This is not to suggest that marketing is unimportant, nor is it to suggest the new focus on providing solutions as a service isn’t a good idea, because both are needed in the wireless industry. But the more urgent question for Sprint is whether this new marketing plan is enough to stop Sprint’s slide.
Marin Martinovic, Sprint’s director of business marketing, thinks it is. Martinovic acknowledged the company’s difficulties and he said that a key part of solving it is to leverage Sprint’s high profile in the public service community, where Sprint remains a major player, as a way to raise the company’s profile in the more general business community.
“We see companies evolving as the work style changes,” Martinovic said. He noted that for companies to evolve to meet the demands of the next generation of workers, they need a vision of what those workers expect beyond just getting paid for their time. He said that Sprint wants to be involved in creating that vision and helping with that evolution.
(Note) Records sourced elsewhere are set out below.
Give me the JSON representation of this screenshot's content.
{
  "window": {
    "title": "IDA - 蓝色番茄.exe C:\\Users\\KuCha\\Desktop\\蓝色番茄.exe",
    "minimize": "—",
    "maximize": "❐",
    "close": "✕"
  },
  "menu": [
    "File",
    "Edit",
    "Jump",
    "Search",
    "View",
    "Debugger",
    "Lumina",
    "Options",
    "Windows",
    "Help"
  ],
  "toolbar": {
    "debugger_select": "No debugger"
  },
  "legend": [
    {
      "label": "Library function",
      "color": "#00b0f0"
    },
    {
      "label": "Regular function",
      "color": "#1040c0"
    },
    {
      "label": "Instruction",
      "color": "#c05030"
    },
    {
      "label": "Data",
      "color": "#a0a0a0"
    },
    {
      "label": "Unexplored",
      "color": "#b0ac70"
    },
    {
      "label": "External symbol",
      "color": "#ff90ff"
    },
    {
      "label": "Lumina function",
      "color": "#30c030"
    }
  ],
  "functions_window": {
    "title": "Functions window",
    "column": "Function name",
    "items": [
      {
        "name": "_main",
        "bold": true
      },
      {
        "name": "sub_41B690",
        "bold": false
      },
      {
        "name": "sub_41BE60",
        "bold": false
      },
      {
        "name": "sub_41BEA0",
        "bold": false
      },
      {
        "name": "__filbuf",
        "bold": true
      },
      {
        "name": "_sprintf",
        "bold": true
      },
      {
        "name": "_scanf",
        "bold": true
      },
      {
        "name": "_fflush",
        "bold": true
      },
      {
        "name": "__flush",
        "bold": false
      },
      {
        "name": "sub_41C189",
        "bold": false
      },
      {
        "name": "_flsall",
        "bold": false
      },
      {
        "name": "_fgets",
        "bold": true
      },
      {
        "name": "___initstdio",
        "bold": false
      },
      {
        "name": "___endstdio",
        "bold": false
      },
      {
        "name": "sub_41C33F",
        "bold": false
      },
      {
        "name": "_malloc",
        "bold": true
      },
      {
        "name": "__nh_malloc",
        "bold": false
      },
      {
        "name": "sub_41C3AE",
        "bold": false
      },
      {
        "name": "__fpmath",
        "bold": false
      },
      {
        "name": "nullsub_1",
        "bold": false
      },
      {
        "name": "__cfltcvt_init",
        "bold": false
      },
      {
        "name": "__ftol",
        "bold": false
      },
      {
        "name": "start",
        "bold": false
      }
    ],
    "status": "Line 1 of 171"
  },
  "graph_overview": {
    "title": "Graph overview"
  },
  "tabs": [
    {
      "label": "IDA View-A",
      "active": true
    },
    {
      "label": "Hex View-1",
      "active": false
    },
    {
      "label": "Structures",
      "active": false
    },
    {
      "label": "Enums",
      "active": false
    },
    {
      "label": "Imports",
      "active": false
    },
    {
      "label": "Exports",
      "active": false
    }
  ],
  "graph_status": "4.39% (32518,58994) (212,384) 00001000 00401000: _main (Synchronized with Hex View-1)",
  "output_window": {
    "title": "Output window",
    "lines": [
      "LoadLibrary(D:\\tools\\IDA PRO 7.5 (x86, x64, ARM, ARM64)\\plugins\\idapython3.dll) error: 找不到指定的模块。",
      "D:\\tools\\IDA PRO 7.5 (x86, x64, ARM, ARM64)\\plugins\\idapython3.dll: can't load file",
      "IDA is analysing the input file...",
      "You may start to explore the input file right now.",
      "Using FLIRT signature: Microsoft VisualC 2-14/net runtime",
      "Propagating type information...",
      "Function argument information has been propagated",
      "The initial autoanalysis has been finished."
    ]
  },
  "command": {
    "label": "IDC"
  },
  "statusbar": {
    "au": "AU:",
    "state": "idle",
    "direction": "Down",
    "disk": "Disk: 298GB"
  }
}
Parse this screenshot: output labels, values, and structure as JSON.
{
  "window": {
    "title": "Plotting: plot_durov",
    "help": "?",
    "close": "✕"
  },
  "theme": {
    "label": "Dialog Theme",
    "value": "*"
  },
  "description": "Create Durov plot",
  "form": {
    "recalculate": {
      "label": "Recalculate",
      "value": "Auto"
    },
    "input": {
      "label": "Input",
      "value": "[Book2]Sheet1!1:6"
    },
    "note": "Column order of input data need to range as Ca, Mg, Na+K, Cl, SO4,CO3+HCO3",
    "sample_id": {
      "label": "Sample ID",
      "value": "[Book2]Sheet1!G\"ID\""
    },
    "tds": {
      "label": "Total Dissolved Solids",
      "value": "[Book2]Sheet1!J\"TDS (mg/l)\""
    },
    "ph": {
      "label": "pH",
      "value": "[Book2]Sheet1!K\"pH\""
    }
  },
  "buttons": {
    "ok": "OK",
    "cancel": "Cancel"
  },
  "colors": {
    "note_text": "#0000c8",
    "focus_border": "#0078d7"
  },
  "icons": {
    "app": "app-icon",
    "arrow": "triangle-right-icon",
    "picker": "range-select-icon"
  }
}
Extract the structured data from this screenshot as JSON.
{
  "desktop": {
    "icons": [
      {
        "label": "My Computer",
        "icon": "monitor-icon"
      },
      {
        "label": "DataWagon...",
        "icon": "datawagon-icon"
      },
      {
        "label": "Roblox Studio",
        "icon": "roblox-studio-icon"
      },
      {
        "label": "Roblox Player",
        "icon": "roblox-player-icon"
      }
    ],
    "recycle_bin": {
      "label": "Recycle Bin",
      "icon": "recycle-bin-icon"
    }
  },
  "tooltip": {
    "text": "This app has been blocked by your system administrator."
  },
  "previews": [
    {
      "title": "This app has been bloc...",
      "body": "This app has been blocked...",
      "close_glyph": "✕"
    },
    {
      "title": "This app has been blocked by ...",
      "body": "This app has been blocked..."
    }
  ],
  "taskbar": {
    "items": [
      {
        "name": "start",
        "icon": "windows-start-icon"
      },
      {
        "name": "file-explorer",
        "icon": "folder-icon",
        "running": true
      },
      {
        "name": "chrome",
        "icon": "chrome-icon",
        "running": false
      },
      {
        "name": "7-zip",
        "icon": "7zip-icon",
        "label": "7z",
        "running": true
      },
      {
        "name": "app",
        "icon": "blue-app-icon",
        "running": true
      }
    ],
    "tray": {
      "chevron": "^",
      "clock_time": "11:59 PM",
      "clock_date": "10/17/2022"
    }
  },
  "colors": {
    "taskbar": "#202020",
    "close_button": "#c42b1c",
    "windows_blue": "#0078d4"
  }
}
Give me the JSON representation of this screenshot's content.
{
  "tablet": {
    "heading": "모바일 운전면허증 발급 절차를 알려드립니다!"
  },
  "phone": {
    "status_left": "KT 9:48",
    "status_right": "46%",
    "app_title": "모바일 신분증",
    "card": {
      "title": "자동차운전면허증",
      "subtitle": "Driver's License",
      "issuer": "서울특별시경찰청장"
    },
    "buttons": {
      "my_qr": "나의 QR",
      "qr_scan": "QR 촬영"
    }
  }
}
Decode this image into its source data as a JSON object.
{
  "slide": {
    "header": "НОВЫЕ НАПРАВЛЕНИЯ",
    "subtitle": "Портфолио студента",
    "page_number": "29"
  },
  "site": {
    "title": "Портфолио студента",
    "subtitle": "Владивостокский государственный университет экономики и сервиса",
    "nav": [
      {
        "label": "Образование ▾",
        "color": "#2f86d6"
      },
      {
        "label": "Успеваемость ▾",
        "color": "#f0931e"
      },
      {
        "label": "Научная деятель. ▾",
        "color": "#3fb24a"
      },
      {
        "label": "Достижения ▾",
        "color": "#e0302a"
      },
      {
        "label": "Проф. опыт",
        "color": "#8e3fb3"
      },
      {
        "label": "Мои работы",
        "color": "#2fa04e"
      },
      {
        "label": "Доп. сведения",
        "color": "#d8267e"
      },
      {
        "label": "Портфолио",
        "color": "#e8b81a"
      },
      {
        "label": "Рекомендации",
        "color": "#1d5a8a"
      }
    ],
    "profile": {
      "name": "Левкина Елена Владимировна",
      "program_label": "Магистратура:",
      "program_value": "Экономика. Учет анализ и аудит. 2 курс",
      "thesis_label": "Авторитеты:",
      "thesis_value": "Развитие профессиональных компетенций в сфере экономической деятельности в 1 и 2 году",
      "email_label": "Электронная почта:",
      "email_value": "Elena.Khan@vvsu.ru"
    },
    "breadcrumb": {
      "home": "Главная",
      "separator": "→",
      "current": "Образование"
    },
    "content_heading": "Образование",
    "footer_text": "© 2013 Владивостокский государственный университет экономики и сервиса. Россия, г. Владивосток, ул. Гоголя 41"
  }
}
In one sense, Sprint’s new business push is a great idea. Right now, T-Mobile has mostly ignored business users and while that company does have business offerings, it’s not a key area of their current efforts. Right now, it’s clear that T-Mobile’s aggressive approach and price competition are hurting Sprint badly.
What’s not clear is whether signing up business customers is going to reverse the quarterly loss of subscribers that show numbers beyond 300,000 a quarter. Even if the new Sprint Business brand is successful, it’s unlikely that there will be much change beyond perhaps slow the decline, which would be a good start.
The reason is that few businesses operate on impulse. This means that even if a company’s C-level suite decides that Sprint has a point and wants to act on it quickly, it will still take a couple of quarters to make any substantive switch. By then, Sprint will likely be No. 4 in the market and still losing current customers steadily.
While the new Sprint Business brand is a good idea, it’s not enough. There’s every likelihood that nothing that Sprint’s new CEO, Marcelo Claure, can do in time to salvage its No. 3 ranking. But perhaps a new focus on business, on the new workforce and some changes on the consumer side of things can eventually make Sprint competitive again. This would be a good thing. The market still needs Sprint, even in fourth place.
Editor’s note: This article was updated to correct the spelling of the name of Sprint’s director of business marketing, Marin Martinovic.